Gorse (Ulex europaeus) is considered as one of the worst weeds in Australia. It is regarded as one of the 100 destructive invasive species (1) . Gorse has both economic and environmental impact. The weed is mostly invaded Tasmania and Part of Victoria (2 ).

Gorse is an indigenous species to Europe from Scotland south to Portugal, Galiza and East of Belgium. (1). Gorse is introduced to “Panama, Argentina, South Africa, China, Indonesia, United States, Hawaii, Canada, Indonesia, New Zealand, Mauritius, Ecuador, Tanzania, Uruguary, Sri Lanka, Turkey and Australia” (2 ). Gorse were introduced to agriculture as a hedge and for ornamental purposes (2)

Gorse is a perennial evergreen shrub. The young braches of the gorse are typically spine. Gorse grows in area that receives 650-900mm (3) during the year. However, the gorse also adapted to grow in Tasmania West Coast where the mean rainfall is 2400mm (3). It is also known to grow well on fertile soil, heavy clays, disturbed and light soil. The gorse can survive on poor soil nutrient because they are able to fix Nitrogen. The gorse is restricted to higher rainfall areas and is mainly found in the Fleurieu Peninsula (3).

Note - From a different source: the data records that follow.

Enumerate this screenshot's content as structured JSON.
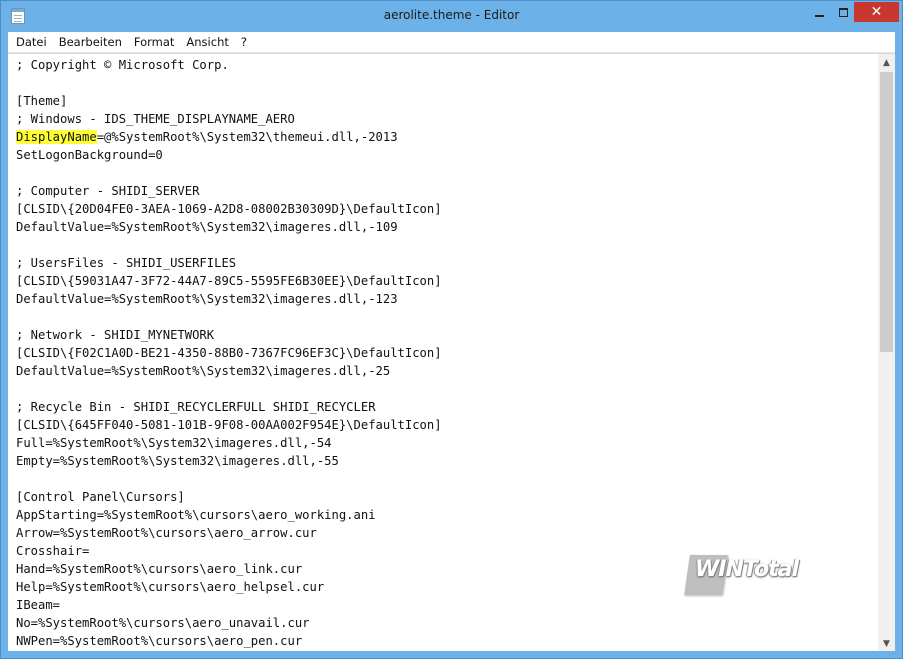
{
  "window": {
    "title": "aerolite.theme - Editor"
  },
  "menu": {
    "items": [
      "Datei",
      "Bearbeiten",
      "Format",
      "Ansicht",
      "?"
    ]
  },
  "editor": {
    "highlight": {
      "text": "DisplayName",
      "color": "#ffff33"
    },
    "lines": [
      "; Copyright © Microsoft Corp.",
      "",
      "[Theme]",
      "; Windows - IDS_THEME_DISPLAYNAME_AERO",
      "=@%SystemRoot%\\System32\\themeui.dll,-2013",
      "SetLogonBackground=0",
      "",
      "; Computer - SHIDI_SERVER",
      "[CLSID\\{20D04FE0-3AEA-1069-A2D8-08002B30309D}\\DefaultIcon]",
      "DefaultValue=%SystemRoot%\\System32\\imageres.dll,-109",
      "",
      "; UsersFiles - SHIDI_USERFILES",
      "[CLSID\\{59031A47-3F72-44A7-89C5-5595FE6B30EE}\\DefaultIcon]",
      "DefaultValue=%SystemRoot%\\System32\\imageres.dll,-123",
      "",
      "; Network - SHIDI_MYNETWORK",
      "[CLSID\\{F02C1A0D-BE21-4350-88B0-7367FC96EF3C}\\DefaultIcon]",
      "DefaultValue=%SystemRoot%\\System32\\imageres.dll,-25",
      "",
      "; Recycle Bin - SHIDI_RECYCLERFULL SHIDI_RECYCLER",
      "[CLSID\\{645FF040-5081-101B-9F08-00AA002F954E}\\DefaultIcon]",
      "Full=%SystemRoot%\\System32\\imageres.dll,-54",
      "Empty=%SystemRoot%\\System32\\imageres.dll,-55",
      "",
      "[Control Panel\\Cursors]",
      "AppStarting=%SystemRoot%\\cursors\\aero_working.ani",
      "Arrow=%SystemRoot%\\cursors\\aero_arrow.cur",
      "Crosshair=",
      "Hand=%SystemRoot%\\cursors\\aero_link.cur",
      "Help=%SystemRoot%\\cursors\\aero_helpsel.cur",
      "IBeam=",
      "No=%SystemRoot%\\cursors\\aero_unavail.cur",
      "NWPen=%SystemRoot%\\cursors\\aero_pen.cur"
    ]
  },
  "watermark": {
    "text": "WINTotal"
  },
  "colors": {
    "frame": "#6cb2e8",
    "close": "#c7372f",
    "highlight": "#ffff33"
  },
  "icons": {
    "app": "notepad-icon",
    "minimize": "minimize-icon",
    "maximize": "maximize-icon",
    "close": "close-icon"
  }
}
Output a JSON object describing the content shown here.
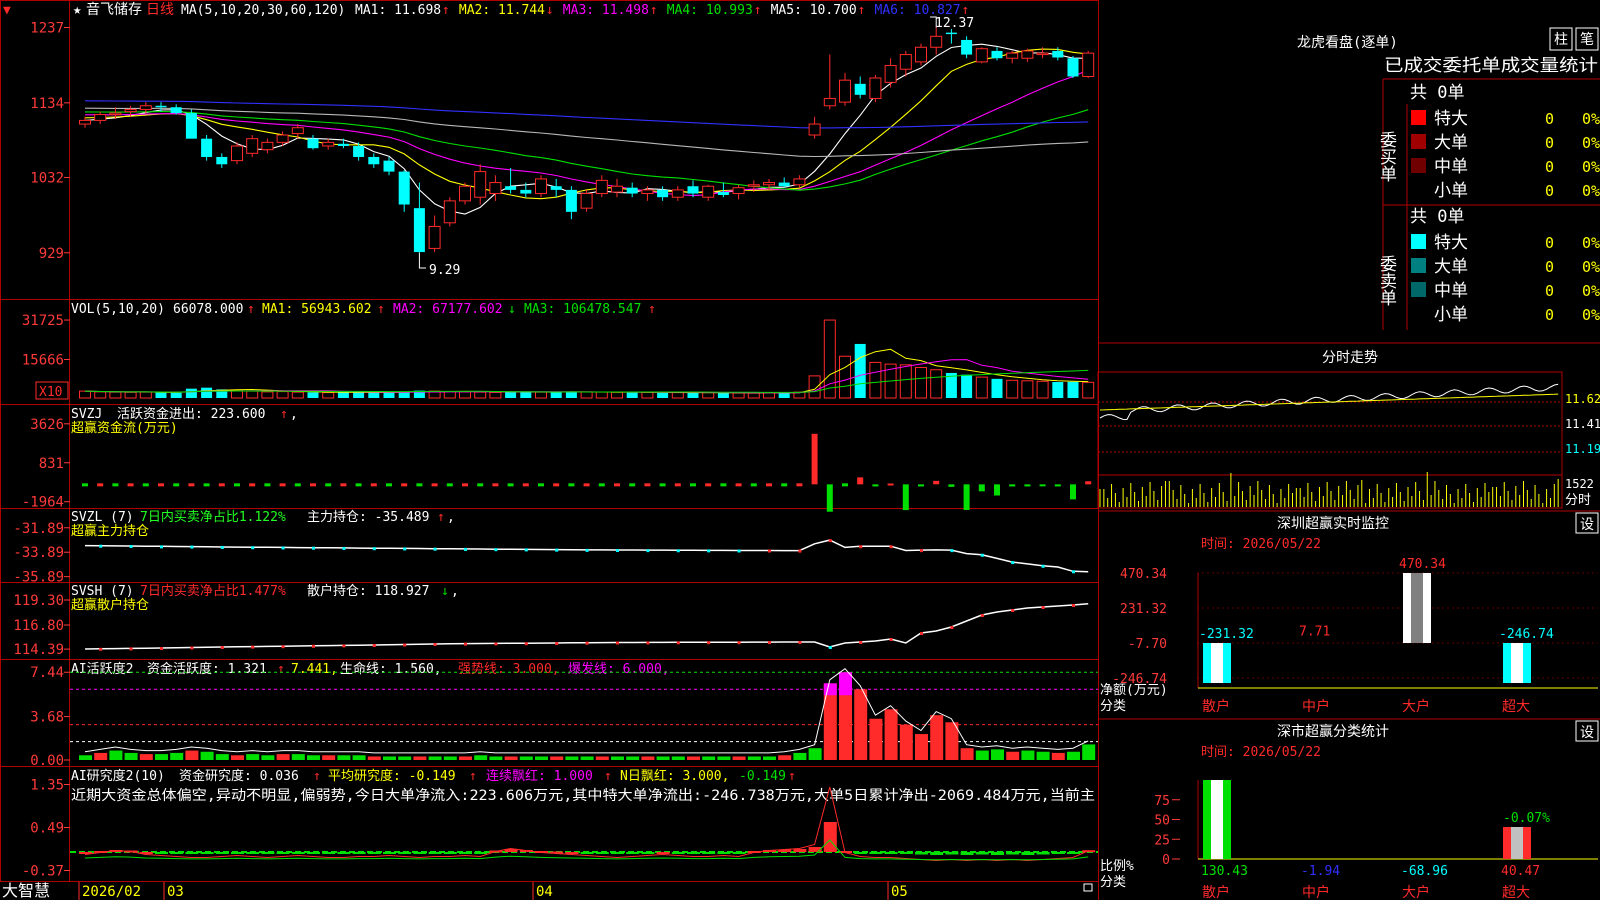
{
  "colors": {
    "bg": "#000000",
    "border": "#b00000",
    "up": "#ff2a2a",
    "down": "#00ffff",
    "white": "#ffffff",
    "yellow": "#ffff00",
    "magenta": "#ff00ff",
    "green": "#00e000",
    "blue": "#3030ff",
    "gray": "#b8b8b8",
    "axis": "#ff3a3a",
    "hdr": "#ff4040",
    "brightgreen": "#22ff22"
  },
  "main": {
    "mark": "▼",
    "star": "★",
    "stock": "音飞储存",
    "period": "日线",
    "ma_prefix": "MA(5,10,20,30,60,120)",
    "ma": [
      {
        "label": "MA1:",
        "value": "11.698",
        "arrow": "↑",
        "color": "#ffffff"
      },
      {
        "label": "MA2:",
        "value": "11.744",
        "arrow": "↓",
        "color": "#ffff00"
      },
      {
        "label": "MA3:",
        "value": "11.498",
        "arrow": "↑",
        "color": "#ff00ff"
      },
      {
        "label": "MA4:",
        "value": "10.993",
        "arrow": "↑",
        "color": "#00e000"
      },
      {
        "label": "MA5:",
        "value": "10.700",
        "arrow": "↑",
        "color": "#ffffff"
      },
      {
        "label": "MA6:",
        "value": "10.827",
        "arrow": "↑",
        "color": "#3030ff"
      }
    ],
    "y_ticks": [
      "1237",
      "1134",
      "1032",
      "929"
    ],
    "high_label": "12.37",
    "low_label": "9.29"
  },
  "vol": {
    "head": "VOL(5,10,20)",
    "value": "66078.000",
    "arrow": "↑",
    "ma1": "MA1: 56943.602",
    "ma1_arrow": "↑",
    "ma2": "MA2: 67177.602",
    "ma2_arrow": "↓",
    "ma3": "MA3: 106478.547",
    "ma3_arrow": "↑",
    "y_ticks": [
      "31725",
      "15666"
    ],
    "unit": "X10"
  },
  "svzj": {
    "head": "SVZJ",
    "title": "活跃资金进出: 223.600",
    "arrow": "↑",
    "sep": ",",
    "sub": "超赢资金流(万元)",
    "y_ticks": [
      "3626",
      "831",
      "-1964"
    ]
  },
  "svzl": {
    "head": "SVZL (7)",
    "title": "7日内买卖净占比1.122%",
    "tail": "主力持仓: -35.489",
    "arrow": "↑",
    "sep": ",",
    "sub": "超赢主力持仓",
    "y_ticks": [
      "-31.89",
      "-33.89",
      "-35.89"
    ]
  },
  "svsh": {
    "head": "SVSH (7)",
    "title": "7日内买卖净占比1.477%",
    "tail": "散户持仓: 118.927",
    "arrow": "↓",
    "sep": ",",
    "sub": "超赢散户持仓",
    "y_ticks": [
      "119.30",
      "116.80",
      "114.39"
    ]
  },
  "ai1": {
    "head": "AI活跃度2",
    "t1": "资金活跃度: 1.321",
    "a1": "↑",
    "t2": "7.441,",
    "t3": "生命线: 1.560,",
    "t4": "强势线: 3.000,",
    "t5": "爆发线: 6.000,",
    "y_ticks": [
      "7.44",
      "3.68",
      "0.00"
    ]
  },
  "ai2": {
    "head": "AI研究度2(10)",
    "t1": "资金研究度: 0.036",
    "a1": "↑",
    "t2": "平均研究度: -0.149",
    "a2": "↑",
    "t3": "连续飘红: 1.000",
    "a3": "↑",
    "t4": "N日飘红: 3.000,",
    "t5": "-0.149",
    "a5": "↑",
    "desc": "近期大资金总体偏空,异动不明显,偏弱势,今日大单净流入:223.606万元,其中特大单净流出:-246.738万元,大单5日累计净出-2069.484万元,当前主",
    "y_ticks": [
      "1.35",
      "0.49",
      "-0.37"
    ]
  },
  "bottom": {
    "brand": "大智慧",
    "dates": [
      "2026/02",
      "03",
      "04",
      "05"
    ]
  },
  "right": {
    "lhb_title": "龙虎看盘(逐单)",
    "btn1": "柱",
    "btn2": "笔",
    "tabs_line": "已成交委托单成交量统计",
    "buy_total": "共 0单",
    "buy_side": "委买单",
    "sell_total": "共 0单",
    "sell_side": "委卖单",
    "buy_rows": [
      {
        "name": "特大",
        "count": "0",
        "pct": "0%",
        "color": "#ff0000"
      },
      {
        "name": "大单",
        "count": "0",
        "pct": "0%",
        "color": "#a00000"
      },
      {
        "name": "中单",
        "count": "0",
        "pct": "0%",
        "color": "#700000"
      },
      {
        "name": "小单",
        "count": "0",
        "pct": "0%",
        "color": "#000000"
      }
    ],
    "sell_rows": [
      {
        "name": "特大",
        "count": "0",
        "pct": "0%",
        "color": "#00ffff"
      },
      {
        "name": "大单",
        "count": "0",
        "pct": "0%",
        "color": "#008080"
      },
      {
        "name": "中单",
        "count": "0",
        "pct": "0%",
        "color": "#006868"
      },
      {
        "name": "小单",
        "count": "0",
        "pct": "0%",
        "color": "#000000"
      }
    ],
    "fs_title": "分时走势",
    "fs_ticks": [
      "11.62",
      "11.41",
      "11.19",
      "1522"
    ],
    "fs_unit": "分时",
    "sz1_title": "深圳超赢实时监控",
    "set_label": "设",
    "date_label": "时间: 2026/05/22",
    "net_label": "净额(万元)",
    "cat_label": "分类",
    "sz1_y": [
      "470.34",
      "231.32",
      "-7.70",
      "-246.74"
    ],
    "sz1_vals": [
      {
        "name": "散户",
        "value": "-231.32"
      },
      {
        "name": "中户",
        "value": "7.71"
      },
      {
        "name": "大户",
        "value": "470.34"
      },
      {
        "name": "超大",
        "value": "-246.74"
      }
    ],
    "sz2_title": "深市超赢分类统计",
    "ratio_label": "比例%",
    "sz2_y": [
      "75",
      "50",
      "25",
      "0"
    ],
    "sz2_vals": [
      {
        "name": "散户",
        "value": "130.43"
      },
      {
        "name": "中户",
        "value": "-1.94"
      },
      {
        "name": "大户",
        "value": "-68.96"
      },
      {
        "name": "超大",
        "value": "40.47"
      }
    ],
    "sz2_pct": "-0.07%"
  },
  "chart_data": [
    {
      "type": "candlestick",
      "title": "音飞储存 日线",
      "ylim": [
        9.0,
        12.5
      ],
      "series": [
        {
          "name": "K",
          "ohlc": [
            [
              11.05,
              11.15,
              11.0,
              11.1
            ],
            [
              11.1,
              11.22,
              11.05,
              11.18
            ],
            [
              11.18,
              11.28,
              11.12,
              11.2
            ],
            [
              11.22,
              11.3,
              11.15,
              11.25
            ],
            [
              11.25,
              11.35,
              11.2,
              11.3
            ],
            [
              11.3,
              11.35,
              11.22,
              11.28
            ],
            [
              11.28,
              11.32,
              11.18,
              11.2
            ],
            [
              11.2,
              11.25,
              10.95,
              10.85
            ],
            [
              10.85,
              10.9,
              10.55,
              10.6
            ],
            [
              10.6,
              10.65,
              10.45,
              10.5
            ],
            [
              10.55,
              10.8,
              10.5,
              10.75
            ],
            [
              10.65,
              10.9,
              10.6,
              10.85
            ],
            [
              10.7,
              10.85,
              10.65,
              10.8
            ],
            [
              10.8,
              10.95,
              10.75,
              10.9
            ],
            [
              10.92,
              11.05,
              10.85,
              11.0
            ],
            [
              10.85,
              10.9,
              10.7,
              10.72
            ],
            [
              10.75,
              10.85,
              10.7,
              10.8
            ],
            [
              10.78,
              10.85,
              10.72,
              10.75
            ],
            [
              10.75,
              10.8,
              10.55,
              10.6
            ],
            [
              10.6,
              10.65,
              10.45,
              10.5
            ],
            [
              10.55,
              10.6,
              10.35,
              10.4
            ],
            [
              10.4,
              10.42,
              9.85,
              9.95
            ],
            [
              9.9,
              10.25,
              9.29,
              9.3
            ],
            [
              9.35,
              9.8,
              9.3,
              9.65
            ],
            [
              9.7,
              10.05,
              9.65,
              10.0
            ],
            [
              10.0,
              10.25,
              9.95,
              10.2
            ],
            [
              10.05,
              10.5,
              9.95,
              10.4
            ],
            [
              10.1,
              10.35,
              10.0,
              10.25
            ],
            [
              10.2,
              10.45,
              10.1,
              10.15
            ],
            [
              10.15,
              10.25,
              10.05,
              10.1
            ],
            [
              10.1,
              10.35,
              10.05,
              10.3
            ],
            [
              10.2,
              10.3,
              10.05,
              10.15
            ],
            [
              10.15,
              10.2,
              9.75,
              9.85
            ],
            [
              9.9,
              10.15,
              9.85,
              10.1
            ],
            [
              10.1,
              10.35,
              10.05,
              10.28
            ],
            [
              10.12,
              10.3,
              10.05,
              10.2
            ],
            [
              10.18,
              10.25,
              10.05,
              10.1
            ],
            [
              10.1,
              10.2,
              10.0,
              10.15
            ],
            [
              10.15,
              10.2,
              10.0,
              10.05
            ],
            [
              10.05,
              10.2,
              10.0,
              10.15
            ],
            [
              10.2,
              10.28,
              10.05,
              10.1
            ],
            [
              10.05,
              10.22,
              10.0,
              10.2
            ],
            [
              10.12,
              10.25,
              10.05,
              10.08
            ],
            [
              10.1,
              10.22,
              10.02,
              10.18
            ],
            [
              10.2,
              10.28,
              10.12,
              10.22
            ],
            [
              10.22,
              10.3,
              10.15,
              10.25
            ],
            [
              10.25,
              10.32,
              10.18,
              10.2
            ],
            [
              10.22,
              10.35,
              10.18,
              10.3
            ],
            [
              10.9,
              11.15,
              10.85,
              11.05
            ],
            [
              11.3,
              12.0,
              11.25,
              11.4
            ],
            [
              11.35,
              11.75,
              11.3,
              11.65
            ],
            [
              11.6,
              11.7,
              11.4,
              11.45
            ],
            [
              11.4,
              11.72,
              11.35,
              11.68
            ],
            [
              11.62,
              11.95,
              11.55,
              11.85
            ],
            [
              11.8,
              12.05,
              11.7,
              12.0
            ],
            [
              11.9,
              12.15,
              11.85,
              12.1
            ],
            [
              12.1,
              12.37,
              12.0,
              12.25
            ],
            [
              12.3,
              12.35,
              12.15,
              12.28
            ],
            [
              12.2,
              12.25,
              11.95,
              12.0
            ],
            [
              11.9,
              12.1,
              11.88,
              12.08
            ],
            [
              12.05,
              12.1,
              11.92,
              11.95
            ],
            [
              11.95,
              12.05,
              11.88,
              12.02
            ],
            [
              11.95,
              12.08,
              11.9,
              12.05
            ],
            [
              12.0,
              12.1,
              11.95,
              12.02
            ],
            [
              12.05,
              12.1,
              11.92,
              11.96
            ],
            [
              11.95,
              11.98,
              11.68,
              11.7
            ],
            [
              11.7,
              12.05,
              11.68,
              12.02
            ]
          ]
        }
      ]
    },
    {
      "type": "bar",
      "title": "VOL(5,10,20)",
      "ylim": [
        0,
        35000
      ],
      "values": [
        2800,
        2500,
        2400,
        2300,
        2400,
        2200,
        2100,
        3800,
        4200,
        3500,
        3000,
        2800,
        2500,
        2600,
        2400,
        2300,
        2200,
        2300,
        2400,
        2200,
        2300,
        2600,
        3000,
        2800,
        2600,
        2500,
        2400,
        2300,
        2600,
        2500,
        2400,
        2300,
        2600,
        2500,
        2400,
        2300,
        2200,
        2300,
        2100,
        2200,
        2100,
        2200,
        2000,
        2100,
        2000,
        2200,
        2100,
        2400,
        9000,
        31725,
        17000,
        22000,
        14500,
        13800,
        13500,
        12400,
        11500,
        10200,
        9500,
        8500,
        7800,
        7200,
        7000,
        6800,
        6500,
        6600,
        6400
      ]
    },
    {
      "type": "bar",
      "title": "超赢资金流(万元)",
      "ylim": [
        -2200,
        3900
      ],
      "values": [
        0,
        0,
        0,
        0,
        0,
        0,
        0,
        0,
        0,
        0,
        0,
        0,
        0,
        0,
        0,
        0,
        0,
        0,
        0,
        0,
        0,
        0,
        0,
        0,
        0,
        0,
        0,
        0,
        0,
        0,
        0,
        0,
        0,
        0,
        0,
        0,
        0,
        0,
        0,
        0,
        0,
        0,
        0,
        0,
        0,
        0,
        0,
        0,
        3626,
        -1964,
        0,
        500,
        -150,
        60,
        -1850,
        -150,
        250,
        -180,
        -1840,
        -500,
        -800,
        -150,
        -150,
        -120,
        -150,
        -1080,
        224
      ]
    },
    {
      "type": "line",
      "title": "超赢主力持仓",
      "ylim": [
        -36.0,
        -31.5
      ],
      "values": [
        -33.35,
        -33.36,
        -33.37,
        -33.38,
        -33.4,
        -33.41,
        -33.42,
        -33.43,
        -33.45,
        -33.46,
        -33.47,
        -33.48,
        -33.49,
        -33.5,
        -33.51,
        -33.52,
        -33.53,
        -33.54,
        -33.55,
        -33.56,
        -33.57,
        -33.58,
        -33.59,
        -33.6,
        -33.61,
        -33.62,
        -33.63,
        -33.64,
        -33.65,
        -33.66,
        -33.67,
        -33.68,
        -33.69,
        -33.7,
        -33.7,
        -33.71,
        -33.71,
        -33.72,
        -33.72,
        -33.73,
        -33.73,
        -33.74,
        -33.74,
        -33.75,
        -33.75,
        -33.75,
        -33.76,
        -33.76,
        -33.2,
        -32.9,
        -33.5,
        -33.4,
        -33.4,
        -33.4,
        -33.75,
        -33.72,
        -33.7,
        -33.72,
        -34.0,
        -34.1,
        -34.4,
        -34.7,
        -34.85,
        -35.0,
        -35.1,
        -35.45,
        -35.49
      ]
    },
    {
      "type": "line",
      "title": "超赢散户持仓",
      "ylim": [
        114.2,
        119.6
      ],
      "values": [
        114.4,
        114.42,
        114.44,
        114.46,
        114.48,
        114.5,
        114.52,
        114.55,
        114.57,
        114.6,
        114.62,
        114.64,
        114.66,
        114.68,
        114.7,
        114.72,
        114.74,
        114.76,
        114.78,
        114.8,
        114.82,
        114.85,
        114.88,
        114.9,
        114.92,
        114.94,
        114.95,
        114.96,
        114.97,
        114.98,
        114.99,
        115.0,
        115.02,
        115.03,
        115.04,
        115.05,
        115.05,
        115.06,
        115.06,
        115.07,
        115.07,
        115.08,
        115.08,
        115.08,
        115.09,
        115.09,
        115.1,
        115.1,
        115.1,
        114.6,
        115.0,
        115.1,
        115.2,
        115.4,
        115.0,
        116.0,
        116.2,
        116.6,
        117.2,
        117.8,
        118.1,
        118.3,
        118.5,
        118.6,
        118.7,
        118.8,
        118.93
      ]
    },
    {
      "type": "bar",
      "title": "AI活跃度2",
      "ylim": [
        0,
        7.8
      ],
      "values": [
        0.4,
        0.6,
        0.8,
        0.6,
        0.5,
        0.5,
        0.6,
        0.8,
        0.7,
        0.5,
        0.4,
        0.5,
        0.4,
        0.5,
        0.5,
        0.4,
        0.4,
        0.4,
        0.4,
        0.3,
        0.3,
        0.3,
        0.3,
        0.3,
        0.3,
        0.3,
        0.4,
        0.3,
        0.3,
        0.3,
        0.3,
        0.3,
        0.3,
        0.3,
        0.3,
        0.3,
        0.3,
        0.3,
        0.3,
        0.3,
        0.3,
        0.3,
        0.3,
        0.3,
        0.3,
        0.3,
        0.4,
        0.6,
        1.0,
        6.5,
        7.44,
        6.0,
        3.5,
        4.3,
        3.0,
        2.2,
        3.8,
        3.2,
        1.0,
        0.8,
        0.9,
        0.7,
        0.8,
        0.7,
        0.6,
        0.7,
        1.321
      ]
    },
    {
      "type": "bar",
      "title": "AI研究度2(10)",
      "ylim": [
        -0.4,
        1.4
      ],
      "values": [
        0.0,
        0.02,
        0.04,
        0.03,
        0.0,
        -0.01,
        -0.02,
        -0.03,
        -0.03,
        -0.02,
        -0.01,
        -0.02,
        -0.03,
        -0.02,
        -0.01,
        -0.02,
        -0.03,
        -0.03,
        -0.02,
        -0.02,
        -0.01,
        -0.02,
        -0.03,
        -0.02,
        -0.02,
        -0.01,
        -0.02,
        0.03,
        0.06,
        0.04,
        0.02,
        0.01,
        0.0,
        -0.01,
        -0.02,
        -0.03,
        -0.02,
        -0.01,
        0.0,
        -0.01,
        -0.02,
        -0.02,
        -0.01,
        -0.02,
        0.02,
        0.04,
        0.05,
        0.06,
        0.1,
        0.6,
        0.02,
        -0.02,
        -0.03,
        -0.03,
        -0.04,
        -0.05,
        -0.06,
        -0.05,
        -0.06,
        -0.05,
        -0.06,
        -0.05,
        -0.06,
        -0.05,
        -0.04,
        -0.03,
        0.036
      ]
    },
    {
      "type": "bar",
      "title": "深圳超赢实时监控",
      "categories": [
        "散户",
        "中户",
        "大户",
        "超大"
      ],
      "values": [
        -231.32,
        7.71,
        470.34,
        -246.74
      ]
    },
    {
      "type": "bar",
      "title": "深市超赢分类统计",
      "categories": [
        "散户",
        "中户",
        "大户",
        "超大"
      ],
      "values": [
        130.43,
        -1.94,
        -68.96,
        40.47
      ]
    }
  ]
}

The species displaces indigenous plants. The gorse has both the negative and positive impacts. Gorse changes a soil condition by both acidifying soil and fixing nitrogen. The gorse removes and preserves nutrients for example Sodium, Calcium and Magnesium and it weakens the soil. The bare soil is mostly found between individual gorse and results to soil erosion especially at the steep slopes. Goose decreases the quantity of forage when they are introduced on rangeland. Gorse is also blamed to disturb the growth of conifer trees. The foliage and seeds of the gorse are highly flammable. The fire which is produced by gorse is hotter comparing to the fire produced by other weeds (2) .The gorse also has positive impacts. It is usually used as a hedge plant, windbreaks, ornamental shrubs, gully reclamation, medically purposes and food for livestock (3).

The thickets of gorse can be burnt to the same level with the ground. The seedling will then spray in the next year to decrease seedlings (3). The spray will follow to kill the regrowth of the species. The gorse can be controlled by using mechanical clearing which can control large infestation. The tractor or bulldozers with rippers can be used (3).

References

1. Wikepedia Contributors. Common Gorse [Online] Wikepedia,The free Encyclopedia; 2007 Jan 21; 15:30 UTC [ cited 2007 January 24]. Available from: http://en.wikipedia.org/wiki/Common_Gorse

2. Hill R. 2005. europaeus (shrub,tree). [Online]. [cited 2007 Jan 24] Available from:

http://www.issg.org/database/species/ecology.asp?fr=1&si=69&sts=

3. CRC. 2003. Gorse (Ulex europaeus) [Online]. [cited 2007 Jan 24] Available from:

http://www.deh.gov.au/biodiversity/invasive/publications/pubs/u-europaeus.pdf